Exercise details — Write the records out again. Match them exactly.

Data shown —
◆ ◆ ◆ ◆ ◆ ◆ ◆

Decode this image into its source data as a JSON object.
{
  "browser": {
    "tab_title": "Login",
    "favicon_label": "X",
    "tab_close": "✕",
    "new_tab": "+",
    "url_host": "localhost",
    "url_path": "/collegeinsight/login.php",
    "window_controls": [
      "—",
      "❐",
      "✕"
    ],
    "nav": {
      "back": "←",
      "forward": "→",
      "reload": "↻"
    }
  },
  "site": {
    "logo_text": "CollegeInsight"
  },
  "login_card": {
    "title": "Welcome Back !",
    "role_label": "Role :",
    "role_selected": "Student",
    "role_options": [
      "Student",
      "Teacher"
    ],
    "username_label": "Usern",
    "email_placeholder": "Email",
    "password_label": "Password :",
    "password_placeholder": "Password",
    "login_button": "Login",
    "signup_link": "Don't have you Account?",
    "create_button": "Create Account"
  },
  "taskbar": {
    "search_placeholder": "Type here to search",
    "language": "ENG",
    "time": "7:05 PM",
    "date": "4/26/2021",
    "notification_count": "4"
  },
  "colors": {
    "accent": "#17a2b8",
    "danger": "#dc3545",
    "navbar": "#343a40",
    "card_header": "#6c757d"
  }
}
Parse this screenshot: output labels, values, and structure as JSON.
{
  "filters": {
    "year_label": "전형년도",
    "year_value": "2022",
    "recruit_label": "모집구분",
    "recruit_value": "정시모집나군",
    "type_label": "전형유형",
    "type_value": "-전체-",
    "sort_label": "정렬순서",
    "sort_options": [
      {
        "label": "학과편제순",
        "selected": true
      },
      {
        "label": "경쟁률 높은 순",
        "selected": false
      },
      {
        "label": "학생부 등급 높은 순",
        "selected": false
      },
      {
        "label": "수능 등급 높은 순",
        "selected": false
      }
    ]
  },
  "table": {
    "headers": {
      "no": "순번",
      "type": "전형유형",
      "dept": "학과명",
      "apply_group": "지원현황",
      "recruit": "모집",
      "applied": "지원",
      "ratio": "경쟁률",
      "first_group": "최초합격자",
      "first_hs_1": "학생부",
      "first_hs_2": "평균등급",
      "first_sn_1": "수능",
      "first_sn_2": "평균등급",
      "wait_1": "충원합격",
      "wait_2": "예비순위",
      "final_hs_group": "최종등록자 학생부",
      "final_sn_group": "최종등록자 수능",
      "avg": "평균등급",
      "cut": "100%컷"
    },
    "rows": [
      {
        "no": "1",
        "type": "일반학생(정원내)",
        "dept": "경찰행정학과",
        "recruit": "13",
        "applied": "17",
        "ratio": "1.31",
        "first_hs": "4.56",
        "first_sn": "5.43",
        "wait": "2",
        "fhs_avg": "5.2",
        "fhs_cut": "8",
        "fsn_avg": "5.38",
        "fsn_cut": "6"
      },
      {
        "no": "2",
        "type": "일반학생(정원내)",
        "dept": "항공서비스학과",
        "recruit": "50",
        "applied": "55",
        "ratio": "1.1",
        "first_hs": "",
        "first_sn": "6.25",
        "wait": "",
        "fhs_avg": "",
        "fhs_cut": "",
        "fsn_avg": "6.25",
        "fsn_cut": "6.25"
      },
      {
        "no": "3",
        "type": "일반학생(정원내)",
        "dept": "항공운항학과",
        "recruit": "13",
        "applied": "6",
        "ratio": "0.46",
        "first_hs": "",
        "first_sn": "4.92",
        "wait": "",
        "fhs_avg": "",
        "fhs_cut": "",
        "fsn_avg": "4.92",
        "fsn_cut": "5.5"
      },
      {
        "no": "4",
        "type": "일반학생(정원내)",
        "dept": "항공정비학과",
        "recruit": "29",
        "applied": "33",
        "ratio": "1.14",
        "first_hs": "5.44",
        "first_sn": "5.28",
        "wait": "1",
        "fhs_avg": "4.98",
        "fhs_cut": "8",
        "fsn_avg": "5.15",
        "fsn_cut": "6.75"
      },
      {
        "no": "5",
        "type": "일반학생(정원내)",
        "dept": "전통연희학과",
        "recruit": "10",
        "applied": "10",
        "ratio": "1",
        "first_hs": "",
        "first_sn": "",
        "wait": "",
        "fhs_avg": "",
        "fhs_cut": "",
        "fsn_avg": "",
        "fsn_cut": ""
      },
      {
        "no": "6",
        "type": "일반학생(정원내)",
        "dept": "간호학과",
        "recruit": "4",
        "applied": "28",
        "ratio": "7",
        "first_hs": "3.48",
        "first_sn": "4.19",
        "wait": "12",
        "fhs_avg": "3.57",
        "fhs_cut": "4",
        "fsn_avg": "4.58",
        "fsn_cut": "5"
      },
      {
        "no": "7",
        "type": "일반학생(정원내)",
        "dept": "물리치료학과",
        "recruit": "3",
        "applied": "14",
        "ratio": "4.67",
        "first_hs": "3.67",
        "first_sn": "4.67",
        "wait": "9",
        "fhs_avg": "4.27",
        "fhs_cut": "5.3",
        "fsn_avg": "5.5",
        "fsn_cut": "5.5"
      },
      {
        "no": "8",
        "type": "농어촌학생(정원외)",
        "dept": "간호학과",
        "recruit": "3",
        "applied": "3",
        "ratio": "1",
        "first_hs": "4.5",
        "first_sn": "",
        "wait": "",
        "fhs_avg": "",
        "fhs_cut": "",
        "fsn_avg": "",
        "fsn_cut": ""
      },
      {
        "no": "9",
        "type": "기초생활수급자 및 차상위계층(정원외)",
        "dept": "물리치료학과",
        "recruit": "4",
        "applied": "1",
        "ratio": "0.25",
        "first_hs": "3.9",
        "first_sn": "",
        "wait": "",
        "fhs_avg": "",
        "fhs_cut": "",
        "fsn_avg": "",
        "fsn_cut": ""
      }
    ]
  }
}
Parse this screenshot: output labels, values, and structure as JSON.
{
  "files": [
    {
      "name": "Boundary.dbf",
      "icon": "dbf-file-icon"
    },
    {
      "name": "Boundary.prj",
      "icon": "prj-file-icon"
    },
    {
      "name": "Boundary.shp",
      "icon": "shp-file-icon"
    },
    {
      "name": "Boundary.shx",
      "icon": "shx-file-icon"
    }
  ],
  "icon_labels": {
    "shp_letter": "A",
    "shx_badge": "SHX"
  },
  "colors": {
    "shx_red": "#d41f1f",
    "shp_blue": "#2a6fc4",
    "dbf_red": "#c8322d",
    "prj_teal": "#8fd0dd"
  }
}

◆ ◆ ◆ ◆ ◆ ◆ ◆

Output of the task —
Decode this image into its source data as a JSON object.
{
  "browser": {
    "tab_title": "Login",
    "favicon_label": "X",
    "tab_close": "✕",
    "new_tab": "+",
    "url_host": "localhost",
    "url_path": "/collegeinsight/login.php",
    "window_controls": [
      "—",
      "❐",
      "✕"
    ],
    "nav": {
      "back": "←",
      "forward": "→",
      "reload": "↻"
    }
  },
  "site": {
    "logo_text": "CollegeInsight"
  },
  "login_card": {
    "title": "Welcome Back !",
    "role_label": "Role :",
    "role_selected": "Student",
    "role_options": [
      "Student",
      "Teacher"
    ],
    "username_label": "Usern",
    "email_placeholder": "Email",
    "password_label": "Password :",
    "password_placeholder": "Password",
    "login_button": "Login",
    "signup_link": "Don't have you Account?",
    "create_button": "Create Account"
  },
  "taskbar": {
    "search_placeholder": "Type here to search",
    "language": "ENG",
    "time": "7:05 PM",
    "date": "4/26/2021",
    "notification_count": "4"
  },
  "colors": {
    "accent": "#17a2b8",
    "danger": "#dc3545",
    "navbar": "#343a40",
    "card_header": "#6c757d"
  }
}
Parse this screenshot: output labels, values, and structure as JSON.
{
  "filters": {
    "year_label": "전형년도",
    "year_value": "2022",
    "recruit_label": "모집구분",
    "recruit_value": "정시모집나군",
    "type_label": "전형유형",
    "type_value": "-전체-",
    "sort_label": "정렬순서",
    "sort_options": [
      {
        "label": "학과편제순",
        "selected": true
      },
      {
        "label": "경쟁률 높은 순",
        "selected": false
      },
      {
        "label": "학생부 등급 높은 순",
        "selected": false
      },
      {
        "label": "수능 등급 높은 순",
        "selected": false
      }
    ]
  },
  "table": {
    "headers": {
      "no": "순번",
      "type": "전형유형",
      "dept": "학과명",
      "apply_group": "지원현황",
      "recruit": "모집",
      "applied": "지원",
      "ratio": "경쟁률",
      "first_group": "최초합격자",
      "first_hs_1": "학생부",
      "first_hs_2": "평균등급",
      "first_sn_1": "수능",
      "first_sn_2": "평균등급",
      "wait_1": "충원합격",
      "wait_2": "예비순위",
      "final_hs_group": "최종등록자 학생부",
      "final_sn_group": "최종등록자 수능",
      "avg": "평균등급",
      "cut": "100%컷"
    },
    "rows": [
      {
        "no": "1",
        "type": "일반학생(정원내)",
        "dept": "경찰행정학과",
        "recruit": "13",
        "applied": "17",
        "ratio": "1.31",
        "first_hs": "4.56",
        "first_sn": "5.43",
        "wait": "2",
        "fhs_avg": "5.2",
        "fhs_cut": "8",
        "fsn_avg": "5.38",
        "fsn_cut": "6"
      },
      {
        "no": "2",
        "type": "일반학생(정원내)",
        "dept": "항공서비스학과",
        "recruit": "50",
        "applied": "55",
        "ratio": "1.1",
        "first_hs": "",
        "first_sn": "6.25",
        "wait": "",
        "fhs_avg": "",
        "fhs_cut": "",
        "fsn_avg": "6.25",
        "fsn_cut": "6.25"
      },
      {
        "no": "3",
        "type": "일반학생(정원내)",
        "dept": "항공운항학과",
        "recruit": "13",
        "applied": "6",
        "ratio": "0.46",
        "first_hs": "",
        "first_sn": "4.92",
        "wait": "",
        "fhs_avg": "",
        "fhs_cut": "",
        "fsn_avg": "4.92",
        "fsn_cut": "5.5"
      },
      {
        "no": "4",
        "type": "일반학생(정원내)",
        "dept": "항공정비학과",
        "recruit": "29",
        "applied": "33",
        "ratio": "1.14",
        "first_hs": "5.44",
        "first_sn": "5.28",
        "wait": "1",
        "fhs_avg": "4.98",
        "fhs_cut": "8",
        "fsn_avg": "5.15",
        "fsn_cut": "6.75"
      },
      {
        "no": "5",
        "type": "일반학생(정원내)",
        "dept": "전통연희학과",
        "recruit": "10",
        "applied": "10",
        "ratio": "1",
        "first_hs": "",
        "first_sn": "",
        "wait": "",
        "fhs_avg": "",
        "fhs_cut": "",
        "fsn_avg": "",
        "fsn_cut": ""
      },
      {
        "no": "6",
        "type": "일반학생(정원내)",
        "dept": "간호학과",
        "recruit": "4",
        "applied": "28",
        "ratio": "7",
        "first_hs": "3.48",
        "first_sn": "4.19",
        "wait": "12",
        "fhs_avg": "3.57",
        "fhs_cut": "4",
        "fsn_avg": "4.58",
        "fsn_cut": "5"
      },
      {
        "no": "7",
        "type": "일반학생(정원내)",
        "dept": "물리치료학과",
        "recruit": "3",
        "applied": "14",
        "ratio": "4.67",
        "first_hs": "3.67",
        "first_sn": "4.67",
        "wait": "9",
        "fhs_avg": "4.27",
        "fhs_cut": "5.3",
        "fsn_avg": "5.5",
        "fsn_cut": "5.5"
      },
      {
        "no": "8",
        "type": "농어촌학생(정원외)",
        "dept": "간호학과",
        "recruit": "3",
        "applied": "3",
        "ratio": "1",
        "first_hs": "4.5",
        "first_sn": "",
        "wait": "",
        "fhs_avg": "",
        "fhs_cut": "",
        "fsn_avg": "",
        "fsn_cut": ""
      },
      {
        "no": "9",
        "type": "기초생활수급자 및 차상위계층(정원외)",
        "dept": "물리치료학과",
        "recruit": "4",
        "applied": "1",
        "ratio": "0.25",
        "first_hs": "3.9",
        "first_sn": "",
        "wait": "",
        "fhs_avg": "",
        "fhs_cut": "",
        "fsn_avg": "",
        "fsn_cut": ""
      }
    ]
  }
}
Parse this screenshot: output labels, values, and structure as JSON.
{
  "files": [
    {
      "name": "Boundary.dbf",
      "icon": "dbf-file-icon"
    },
    {
      "name": "Boundary.prj",
      "icon": "prj-file-icon"
    },
    {
      "name": "Boundary.shp",
      "icon": "shp-file-icon"
    },
    {
      "name": "Boundary.shx",
      "icon": "shx-file-icon"
    }
  ],
  "icon_labels": {
    "shp_letter": "A",
    "shx_badge": "SHX"
  },
  "colors": {
    "shx_red": "#d41f1f",
    "shp_blue": "#2a6fc4",
    "dbf_red": "#c8322d",
    "prj_teal": "#8fd0dd"
  }
}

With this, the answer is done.